But that makes it no less dangerous. Behind everything lies tribal rivalry between the largely Nuer rebels and the Dinka-led government. The bloodshed might have started as a political clash between two powerful men, but it is now escalating into an ethnic war.

The refugees have no doubts on this score. Those who make the journey across the White Nile from Bor are mainly Dinkas, fleeing the predominantly Nuer insurgents who have captured the town.

Achol Malual waded ashore from the barge in Minkamen with her daughter, Yom, 12, and her sons, four-year-old Rech and one-year-old Akoy. She decided to risk the journey after rebels broke into her uncle’s home and shot him dead, apparently because he was a Dinka.

“He was attacked in his home–they came in our compound and they shot him,” she said. “It is a tribal war. If they see you are Dinka, you are being killed.”

Atem Gak made the river crossing eight days ago. He did so after watching the insurgents kill two of his Dinka neighbours. “They were called outside and they were told to face the other way,” remembered Mr Gak. “They were forced to lie down and then they were shot in the back.”

He added: “If we had stayed in Bor, we would all be dead. I’m sure–100 per cent sure.”
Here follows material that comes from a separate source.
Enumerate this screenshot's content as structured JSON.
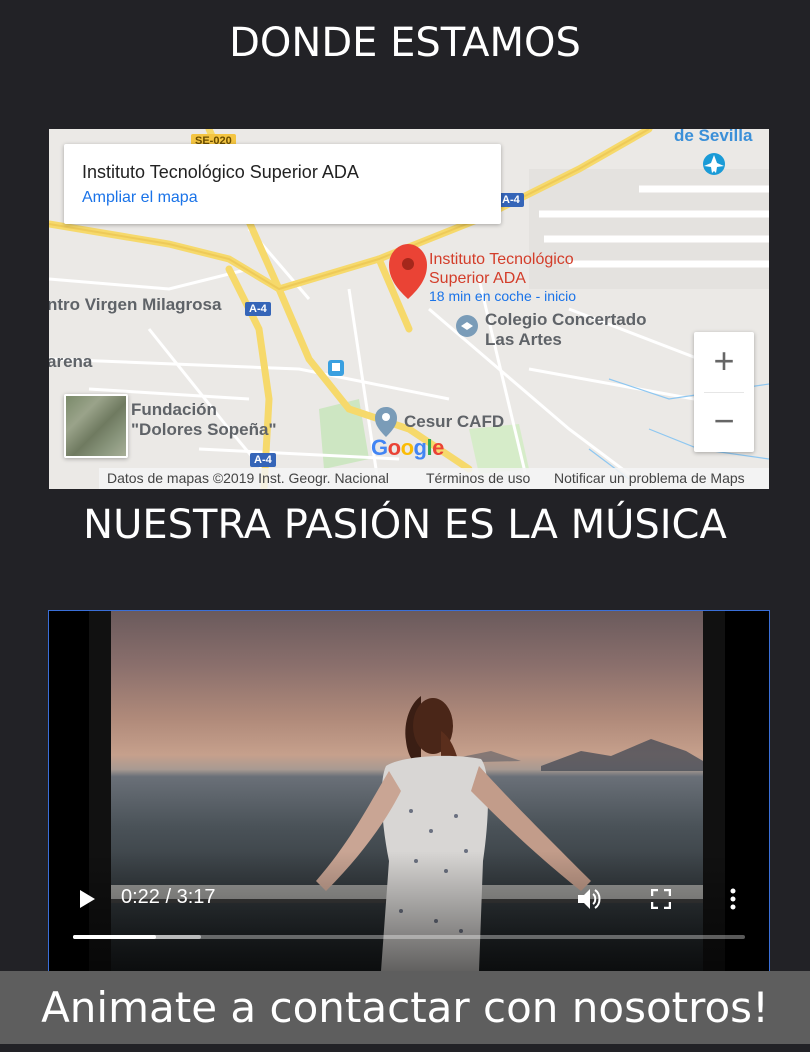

By the time Mr Gak and his family had arrived in Minkamen, many thousands were already here. The refugees make their homes wherever they can find a patch of shade: almost every tree for several miles in all directions has a family sleeping under its branches.

Mr Gak lives beneath a sturdy Thou tree with his wife, Cecilia, 45, and their two sons and two daughters, aged between 13 and 18. Their only shelter is provided by a canopy of blankets, arrayed on sticks driven into the ground. Asked for how long they would stay under the tree, Mr Gak could only shrug.

The only good news is that aid is beginning to arrive. Oxfam uses water from the White Nile to feed three treatment plants, supplying the refugees around Minkamen with 350,000 litres of safe water every day.

Oxfam’s aid workers live in conditions similar to the people they are trying to help: they are camping near the river, with all their operations run from a thatched hut. The aid agency arrived on January 2, within a fortnight of the first refugees, and was able to get the first water-treatment plant running within 72 hours.

The International Committee of the Red Cross has also begun distributing food. None the less, Ferran Puig, Oxfam’s associate country director, is struck by how “in terms of shelter, there is nothing–people are under the trees”.

At night, the sound of artillery echoes across the river from Bor, reminding the refugees of the dangers they have fled. Their greatest fear is that South Sudan’s war will become an endless cycle of tribal violence, with retaliation begetting counter-retaliation. The signs are this juncture may already have arrived.